═════ SUPPLIED DATA ═════

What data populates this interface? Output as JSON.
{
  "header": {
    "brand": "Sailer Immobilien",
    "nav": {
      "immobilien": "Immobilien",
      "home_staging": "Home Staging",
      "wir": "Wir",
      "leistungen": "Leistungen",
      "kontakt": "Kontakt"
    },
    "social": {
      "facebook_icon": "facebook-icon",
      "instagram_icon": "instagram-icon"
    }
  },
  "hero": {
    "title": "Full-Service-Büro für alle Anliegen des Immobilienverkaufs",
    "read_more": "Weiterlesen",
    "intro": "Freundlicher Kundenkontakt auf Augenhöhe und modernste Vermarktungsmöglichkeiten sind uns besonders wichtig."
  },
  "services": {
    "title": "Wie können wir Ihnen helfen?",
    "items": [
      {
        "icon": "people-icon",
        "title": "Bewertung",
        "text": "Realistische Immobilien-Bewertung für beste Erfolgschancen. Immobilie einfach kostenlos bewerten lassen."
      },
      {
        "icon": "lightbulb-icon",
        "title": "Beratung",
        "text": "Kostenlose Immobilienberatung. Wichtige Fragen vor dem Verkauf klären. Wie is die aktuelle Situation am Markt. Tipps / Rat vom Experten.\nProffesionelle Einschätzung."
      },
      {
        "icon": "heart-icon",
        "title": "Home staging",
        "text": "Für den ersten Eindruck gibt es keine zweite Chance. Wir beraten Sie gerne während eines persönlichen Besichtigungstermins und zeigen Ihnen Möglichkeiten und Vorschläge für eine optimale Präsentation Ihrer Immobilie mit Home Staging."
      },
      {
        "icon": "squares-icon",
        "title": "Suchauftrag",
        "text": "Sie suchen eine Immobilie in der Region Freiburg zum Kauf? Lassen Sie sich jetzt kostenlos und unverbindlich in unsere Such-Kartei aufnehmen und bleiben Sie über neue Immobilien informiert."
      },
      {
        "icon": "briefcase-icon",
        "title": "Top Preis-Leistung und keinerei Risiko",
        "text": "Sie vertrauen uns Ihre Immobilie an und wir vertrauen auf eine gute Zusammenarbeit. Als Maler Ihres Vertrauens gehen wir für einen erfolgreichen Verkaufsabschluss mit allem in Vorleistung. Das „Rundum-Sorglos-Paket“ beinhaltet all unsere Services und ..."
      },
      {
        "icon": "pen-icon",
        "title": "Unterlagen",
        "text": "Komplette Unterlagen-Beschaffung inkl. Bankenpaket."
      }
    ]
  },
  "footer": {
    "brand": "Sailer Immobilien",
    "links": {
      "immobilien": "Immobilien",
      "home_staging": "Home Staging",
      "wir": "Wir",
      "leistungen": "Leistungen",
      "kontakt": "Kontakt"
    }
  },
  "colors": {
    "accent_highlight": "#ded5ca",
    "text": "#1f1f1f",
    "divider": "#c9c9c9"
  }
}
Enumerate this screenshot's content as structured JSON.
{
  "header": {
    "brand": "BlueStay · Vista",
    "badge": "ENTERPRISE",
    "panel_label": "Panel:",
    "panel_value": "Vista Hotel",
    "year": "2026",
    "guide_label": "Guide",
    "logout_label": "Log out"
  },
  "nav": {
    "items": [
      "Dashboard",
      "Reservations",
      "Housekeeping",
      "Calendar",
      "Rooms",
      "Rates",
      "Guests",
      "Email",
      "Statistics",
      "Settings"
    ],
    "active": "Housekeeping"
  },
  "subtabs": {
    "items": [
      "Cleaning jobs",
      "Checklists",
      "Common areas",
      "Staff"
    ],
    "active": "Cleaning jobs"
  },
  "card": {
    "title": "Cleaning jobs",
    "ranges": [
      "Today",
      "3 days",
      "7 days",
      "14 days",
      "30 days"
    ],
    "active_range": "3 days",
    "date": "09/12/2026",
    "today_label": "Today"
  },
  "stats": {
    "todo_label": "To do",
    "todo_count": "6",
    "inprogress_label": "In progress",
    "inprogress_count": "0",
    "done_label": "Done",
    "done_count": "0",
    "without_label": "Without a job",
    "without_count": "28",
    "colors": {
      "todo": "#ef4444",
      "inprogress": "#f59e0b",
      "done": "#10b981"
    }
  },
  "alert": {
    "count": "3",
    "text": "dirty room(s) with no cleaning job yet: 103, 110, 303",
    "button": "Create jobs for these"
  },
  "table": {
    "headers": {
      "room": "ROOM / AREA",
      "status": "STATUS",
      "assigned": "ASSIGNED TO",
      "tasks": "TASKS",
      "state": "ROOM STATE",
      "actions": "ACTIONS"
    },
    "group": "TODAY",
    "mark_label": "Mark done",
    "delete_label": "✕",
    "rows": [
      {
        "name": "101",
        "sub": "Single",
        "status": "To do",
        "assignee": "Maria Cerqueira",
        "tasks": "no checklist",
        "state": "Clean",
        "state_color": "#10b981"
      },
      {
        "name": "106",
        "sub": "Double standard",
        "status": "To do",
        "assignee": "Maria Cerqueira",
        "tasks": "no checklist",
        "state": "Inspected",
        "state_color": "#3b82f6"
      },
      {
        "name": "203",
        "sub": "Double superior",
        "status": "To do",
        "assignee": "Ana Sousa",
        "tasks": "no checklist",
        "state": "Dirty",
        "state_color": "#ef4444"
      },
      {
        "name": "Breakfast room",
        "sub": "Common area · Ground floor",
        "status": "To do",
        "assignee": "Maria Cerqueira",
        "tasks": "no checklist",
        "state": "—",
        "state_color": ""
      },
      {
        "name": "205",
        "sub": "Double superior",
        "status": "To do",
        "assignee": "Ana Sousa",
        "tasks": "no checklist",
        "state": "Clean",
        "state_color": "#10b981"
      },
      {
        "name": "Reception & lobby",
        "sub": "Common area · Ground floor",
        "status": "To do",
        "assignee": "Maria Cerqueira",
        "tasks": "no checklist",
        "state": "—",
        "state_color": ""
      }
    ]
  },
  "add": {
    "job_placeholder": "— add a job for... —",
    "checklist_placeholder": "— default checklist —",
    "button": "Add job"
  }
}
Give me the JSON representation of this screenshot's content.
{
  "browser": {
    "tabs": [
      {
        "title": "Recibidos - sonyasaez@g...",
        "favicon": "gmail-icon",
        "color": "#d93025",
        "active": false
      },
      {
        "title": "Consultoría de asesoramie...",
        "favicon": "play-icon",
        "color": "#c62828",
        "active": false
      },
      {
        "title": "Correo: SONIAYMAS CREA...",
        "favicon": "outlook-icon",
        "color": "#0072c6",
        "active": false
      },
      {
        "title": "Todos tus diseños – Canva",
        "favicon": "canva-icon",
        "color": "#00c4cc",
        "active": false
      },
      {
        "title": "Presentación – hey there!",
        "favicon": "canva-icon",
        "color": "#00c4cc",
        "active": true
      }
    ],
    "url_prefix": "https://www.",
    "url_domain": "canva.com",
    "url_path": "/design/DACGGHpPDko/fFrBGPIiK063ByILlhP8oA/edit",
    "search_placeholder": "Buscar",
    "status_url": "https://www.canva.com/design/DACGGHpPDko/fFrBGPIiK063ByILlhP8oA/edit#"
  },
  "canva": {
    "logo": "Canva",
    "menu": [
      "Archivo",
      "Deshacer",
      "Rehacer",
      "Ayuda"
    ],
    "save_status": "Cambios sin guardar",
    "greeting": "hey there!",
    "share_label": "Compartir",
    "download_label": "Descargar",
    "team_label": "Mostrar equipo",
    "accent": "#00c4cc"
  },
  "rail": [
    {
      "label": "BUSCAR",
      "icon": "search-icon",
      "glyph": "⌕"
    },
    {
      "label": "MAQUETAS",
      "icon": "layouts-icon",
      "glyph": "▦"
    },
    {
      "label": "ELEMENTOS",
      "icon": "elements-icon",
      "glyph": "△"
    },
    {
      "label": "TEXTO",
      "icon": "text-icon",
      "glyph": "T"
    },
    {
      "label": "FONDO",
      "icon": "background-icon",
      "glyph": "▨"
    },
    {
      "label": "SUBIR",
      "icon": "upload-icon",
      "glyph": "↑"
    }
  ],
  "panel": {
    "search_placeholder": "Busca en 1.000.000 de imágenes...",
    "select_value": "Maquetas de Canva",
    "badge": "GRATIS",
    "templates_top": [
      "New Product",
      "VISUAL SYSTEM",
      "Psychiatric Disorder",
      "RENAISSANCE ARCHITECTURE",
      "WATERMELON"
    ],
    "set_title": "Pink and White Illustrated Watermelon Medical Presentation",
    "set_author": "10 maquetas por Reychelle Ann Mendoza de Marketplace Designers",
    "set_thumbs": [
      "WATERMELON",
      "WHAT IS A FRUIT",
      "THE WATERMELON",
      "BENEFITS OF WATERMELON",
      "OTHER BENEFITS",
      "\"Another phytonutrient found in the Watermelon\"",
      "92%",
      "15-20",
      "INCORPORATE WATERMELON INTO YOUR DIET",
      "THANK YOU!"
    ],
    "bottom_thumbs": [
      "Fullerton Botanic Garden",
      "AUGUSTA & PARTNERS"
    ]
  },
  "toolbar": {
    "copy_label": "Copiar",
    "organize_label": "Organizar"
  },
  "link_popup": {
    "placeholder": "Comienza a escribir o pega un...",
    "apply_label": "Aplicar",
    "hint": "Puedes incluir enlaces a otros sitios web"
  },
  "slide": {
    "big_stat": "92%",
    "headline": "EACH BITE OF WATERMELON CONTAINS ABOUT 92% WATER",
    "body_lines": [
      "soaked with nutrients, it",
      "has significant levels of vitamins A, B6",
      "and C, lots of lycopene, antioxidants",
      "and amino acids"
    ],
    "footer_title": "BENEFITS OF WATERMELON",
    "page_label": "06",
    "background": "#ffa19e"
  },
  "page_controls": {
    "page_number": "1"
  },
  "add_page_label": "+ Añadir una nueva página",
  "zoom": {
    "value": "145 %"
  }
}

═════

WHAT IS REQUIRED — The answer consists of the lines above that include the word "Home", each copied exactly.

TASK RESULT —
      "home_staging": "Home Staging",
        "title": "Home staging",
        "text": "Für den ersten Eindruck gibt es keine zweite Chance. Wir beraten Sie gerne während eines persönlichen Besichtigungstermins und zeigen Ihnen Möglichkeiten und Vorschläge für eine optimale Präsentation Ihrer Immobilie mit Home Staging."
      "home_staging": "Home Staging",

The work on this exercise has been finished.